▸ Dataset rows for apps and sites
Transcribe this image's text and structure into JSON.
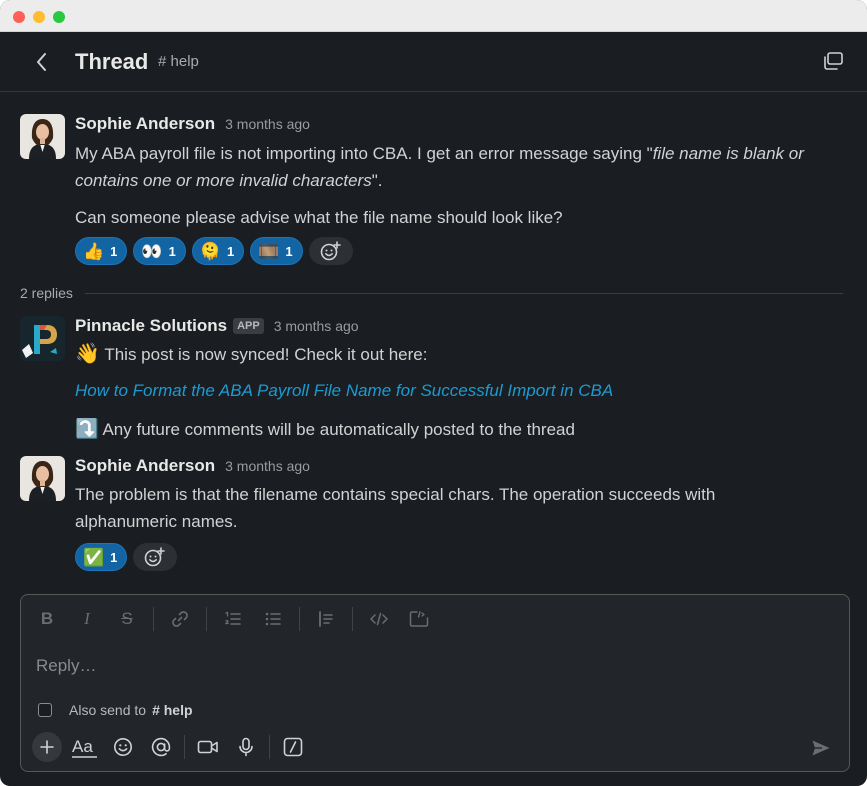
{
  "header": {
    "title": "Thread",
    "channel": "# help"
  },
  "parent_message": {
    "author": "Sophie Anderson",
    "timestamp": "3 months ago",
    "text_before_quote": "My ABA payroll file is not importing into CBA. I get an error message saying \"",
    "quote": "file name is blank or contains one or more invalid characters",
    "text_after_quote": "\".",
    "text_second": "Can someone please advise what the file name should look like?",
    "reactions": [
      {
        "emoji": "👍",
        "count": "1"
      },
      {
        "emoji": "👀",
        "count": "1"
      },
      {
        "emoji": "🫠",
        "count": "1"
      },
      {
        "emoji": "🎞️",
        "count": "1"
      }
    ]
  },
  "replies_label": "2 replies",
  "reply_1": {
    "author": "Pinnacle Solutions",
    "badge": "APP",
    "timestamp": "3 months ago",
    "emoji_line1": "👋",
    "line1": "This post is now synced! Check it out here:",
    "link": "How to Format the ABA Payroll File Name for Successful Import in CBA",
    "emoji_line2": "⤵️",
    "line2": "Any future comments will be automatically posted to the thread"
  },
  "reply_2": {
    "author": "Sophie Anderson",
    "timestamp": "3 months ago",
    "text": "The problem is that the filename contains special chars. The operation succeeds with alphanumeric names.",
    "reactions": [
      {
        "emoji": "✅",
        "count": "1"
      }
    ]
  },
  "composer": {
    "placeholder": "Reply…",
    "also_send_label": "Also send to",
    "also_send_channel": "# help"
  },
  "colors": {
    "background": "#1a1d21",
    "link": "#1d9bd1",
    "reaction_bg": "#1264a3"
  }
}
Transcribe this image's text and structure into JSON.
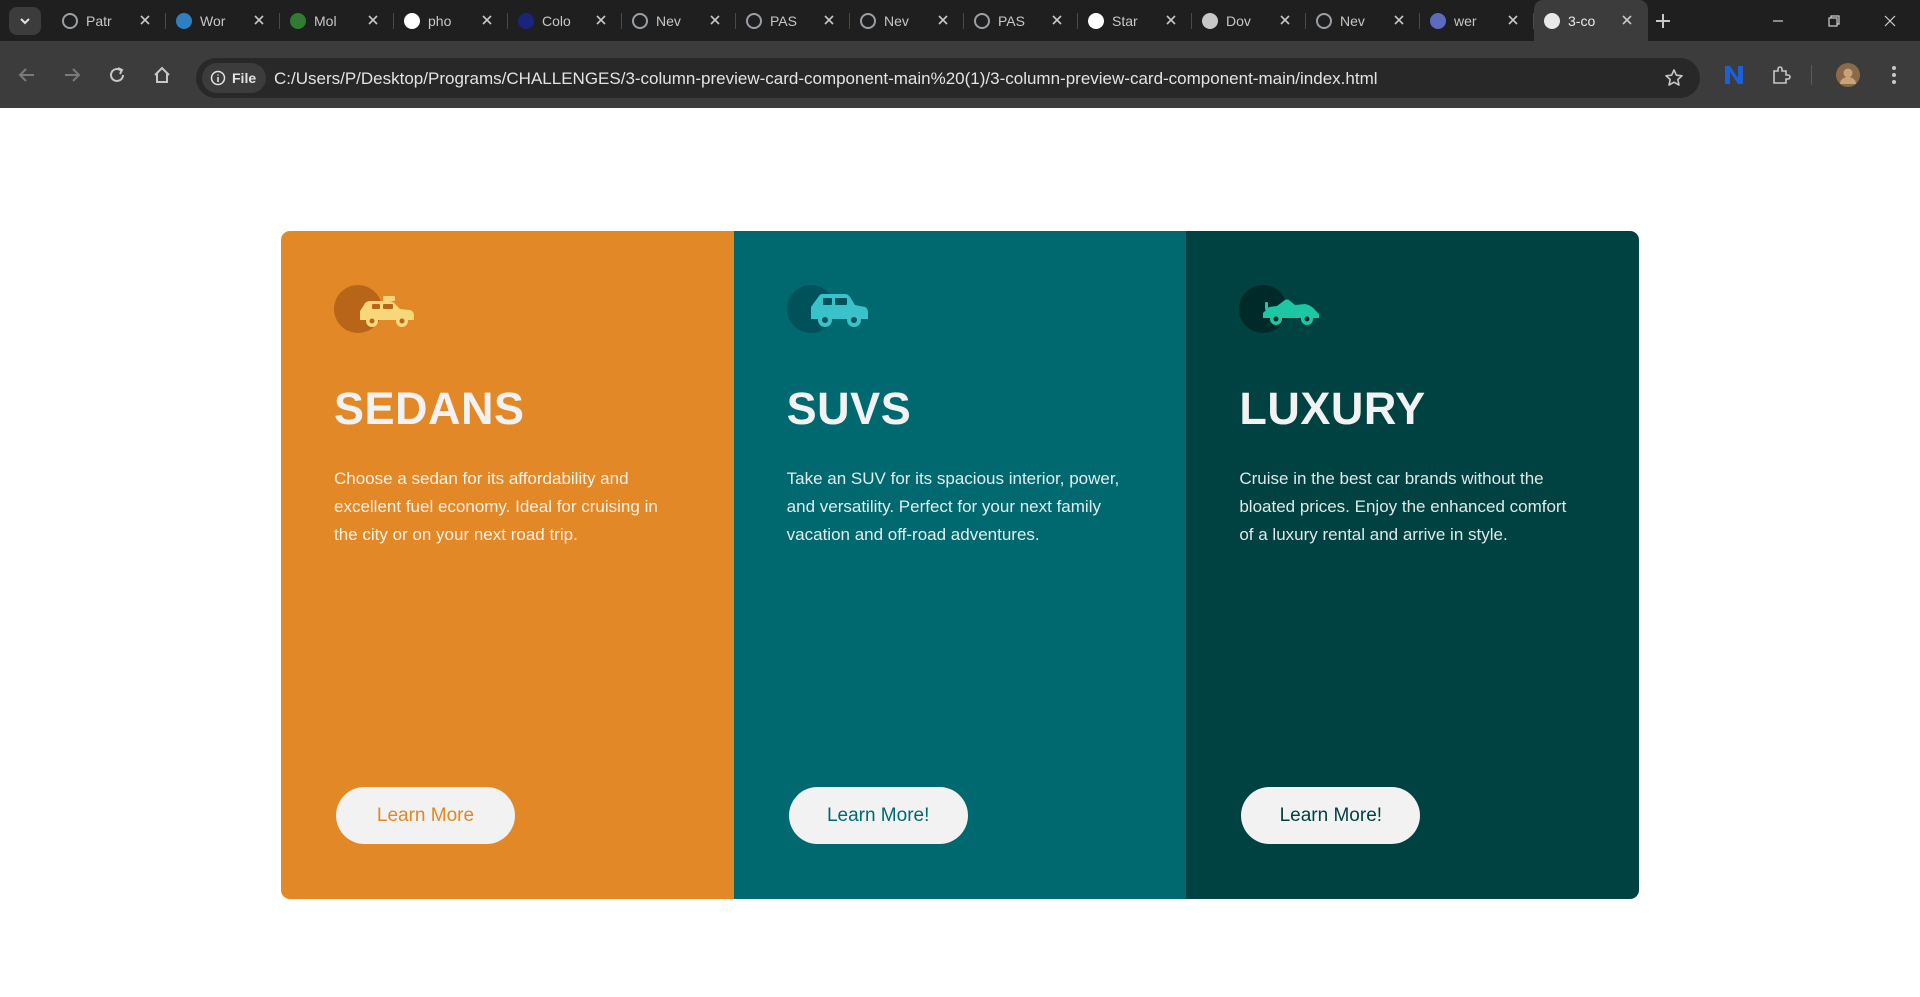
{
  "browser": {
    "tabs": [
      {
        "label": "Patr",
        "favicon": "globe-icon",
        "color": "#9aa0a6"
      },
      {
        "label": "Wor",
        "favicon": "s-letter-icon",
        "color": "#2f7fc1"
      },
      {
        "label": "Mol",
        "favicon": "owl-icon",
        "color": "#2e7d32"
      },
      {
        "label": "pho",
        "favicon": "google-icon",
        "color": "#ffffff"
      },
      {
        "label": "Colo",
        "favicon": "color-icon",
        "color": "#1a237e"
      },
      {
        "label": "Nev",
        "favicon": "chrome-icon",
        "color": "#9aa0a6"
      },
      {
        "label": "PAS",
        "favicon": "globe-icon",
        "color": "#9aa0a6"
      },
      {
        "label": "Nev",
        "favicon": "chrome-icon",
        "color": "#9aa0a6"
      },
      {
        "label": "PAS",
        "favicon": "globe-icon",
        "color": "#9aa0a6"
      },
      {
        "label": "Star",
        "favicon": "openai-icon",
        "color": "#ffffff"
      },
      {
        "label": "Dov",
        "favicon": "download-icon",
        "color": "#c7c7c7"
      },
      {
        "label": "Nev",
        "favicon": "chrome-icon",
        "color": "#9aa0a6"
      },
      {
        "label": "wer",
        "favicon": "terminal-icon",
        "color": "#5c6bc0"
      },
      {
        "label": "3-co",
        "favicon": "page-icon",
        "color": "#e8e8e8",
        "active": true
      }
    ],
    "site_info_label": "File",
    "url": "C:/Users/P/Desktop/Programs/CHALLENGES/3-column-preview-card-component-main%20(1)/3-column-preview-card-component-main/index.html"
  },
  "cards": [
    {
      "id": "sedans",
      "title": "SEDANS",
      "text": "Choose a sedan for its affordability and excellent fuel economy. Ideal for cruising in the city or on your next road trip.",
      "button": "Learn More",
      "icon": "sedan-car-icon",
      "bg": "#e28827",
      "icon_bg": "#b8651a",
      "icon_color": "#f8d77a",
      "button_text_color": "#e28827"
    },
    {
      "id": "suvs",
      "title": "SUVS",
      "text": "Take an SUV for its spacious interior, power, and versatility. Perfect for your next family vacation and off-road adventures.",
      "button": "Learn More!",
      "icon": "suv-car-icon",
      "bg": "#006970",
      "icon_bg": "#00525a",
      "icon_color": "#39c2c9",
      "button_text_color": "#006970"
    },
    {
      "id": "luxury",
      "title": "LUXURY",
      "text": "Cruise in the best car brands without the bloated prices. Enjoy the enhanced comfort of a luxury rental and arrive in style.",
      "button": "Learn More!",
      "icon": "luxury-car-icon",
      "bg": "#004141",
      "icon_bg": "#002a2a",
      "icon_color": "#1ec7a4",
      "button_text_color": "#004141"
    }
  ]
}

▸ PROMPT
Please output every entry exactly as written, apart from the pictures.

▸ FINAL ANSWER
Transcribe this image's text and structure into JSON.
{
  "header": {
    "title": "Thread",
    "channel": "# help"
  },
  "parent_message": {
    "author": "Sophie Anderson",
    "timestamp": "3 months ago",
    "text_before_quote": "My ABA payroll file is not importing into CBA. I get an error message saying \"",
    "quote": "file name is blank or contains one or more invalid characters",
    "text_after_quote": "\".",
    "text_second": "Can someone please advise what the file name should look like?",
    "reactions": [
      {
        "emoji": "👍",
        "count": "1"
      },
      {
        "emoji": "👀",
        "count": "1"
      },
      {
        "emoji": "🫠",
        "count": "1"
      },
      {
        "emoji": "🎞️",
        "count": "1"
      }
    ]
  },
  "replies_label": "2 replies",
  "reply_1": {
    "author": "Pinnacle Solutions",
    "badge": "APP",
    "timestamp": "3 months ago",
    "emoji_line1": "👋",
    "line1": "This post is now synced! Check it out here:",
    "link": "How to Format the ABA Payroll File Name for Successful Import in CBA",
    "emoji_line2": "⤵️",
    "line2": "Any future comments will be automatically posted to the thread"
  },
  "reply_2": {
    "author": "Sophie Anderson",
    "timestamp": "3 months ago",
    "text": "The problem is that the filename contains special chars. The operation succeeds with alphanumeric names.",
    "reactions": [
      {
        "emoji": "✅",
        "count": "1"
      }
    ]
  },
  "composer": {
    "placeholder": "Reply…",
    "also_send_label": "Also send to",
    "also_send_channel": "# help"
  },
  "colors": {
    "background": "#1a1d21",
    "link": "#1d9bd1",
    "reaction_bg": "#1264a3"
  }
}
Transcribe this image's text and structure into JSON.
{
  "browser": {
    "tabs": [
      {
        "label": "Patr",
        "favicon": "globe-icon",
        "color": "#9aa0a6"
      },
      {
        "label": "Wor",
        "favicon": "s-letter-icon",
        "color": "#2f7fc1"
      },
      {
        "label": "Mol",
        "favicon": "owl-icon",
        "color": "#2e7d32"
      },
      {
        "label": "pho",
        "favicon": "google-icon",
        "color": "#ffffff"
      },
      {
        "label": "Colo",
        "favicon": "color-icon",
        "color": "#1a237e"
      },
      {
        "label": "Nev",
        "favicon": "chrome-icon",
        "color": "#9aa0a6"
      },
      {
        "label": "PAS",
        "favicon": "globe-icon",
        "color": "#9aa0a6"
      },
      {
        "label": "Nev",
        "favicon": "chrome-icon",
        "color": "#9aa0a6"
      },
      {
        "label": "PAS",
        "favicon": "globe-icon",
        "color": "#9aa0a6"
      },
      {
        "label": "Star",
        "favicon": "openai-icon",
        "color": "#ffffff"
      },
      {
        "label": "Dov",
        "favicon": "download-icon",
        "color": "#c7c7c7"
      },
      {
        "label": "Nev",
        "favicon": "chrome-icon",
        "color": "#9aa0a6"
      },
      {
        "label": "wer",
        "favicon": "terminal-icon",
        "color": "#5c6bc0"
      },
      {
        "label": "3-co",
        "favicon": "page-icon",
        "color": "#e8e8e8",
        "active": true
      }
    ],
    "site_info_label": "File",
    "url": "C:/Users/P/Desktop/Programs/CHALLENGES/3-column-preview-card-component-main%20(1)/3-column-preview-card-component-main/index.html"
  },
  "cards": [
    {
      "id": "sedans",
      "title": "SEDANS",
      "text": "Choose a sedan for its affordability and excellent fuel economy. Ideal for cruising in the city or on your next road trip.",
      "button": "Learn More",
      "icon": "sedan-car-icon",
      "bg": "#e28827",
      "icon_bg": "#b8651a",
      "icon_color": "#f8d77a",
      "button_text_color": "#e28827"
    },
    {
      "id": "suvs",
      "title": "SUVS",
      "text": "Take an SUV for its spacious interior, power, and versatility. Perfect for your next family vacation and off-road adventures.",
      "button": "Learn More!",
      "icon": "suv-car-icon",
      "bg": "#006970",
      "icon_bg": "#00525a",
      "icon_color": "#39c2c9",
      "button_text_color": "#006970"
    },
    {
      "id": "luxury",
      "title": "LUXURY",
      "text": "Cruise in the best car brands without the bloated prices. Enjoy the enhanced comfort of a luxury rental and arrive in style.",
      "button": "Learn More!",
      "icon": "luxury-car-icon",
      "bg": "#004141",
      "icon_bg": "#002a2a",
      "icon_color": "#1ec7a4",
      "button_text_color": "#004141"
    }
  ]
}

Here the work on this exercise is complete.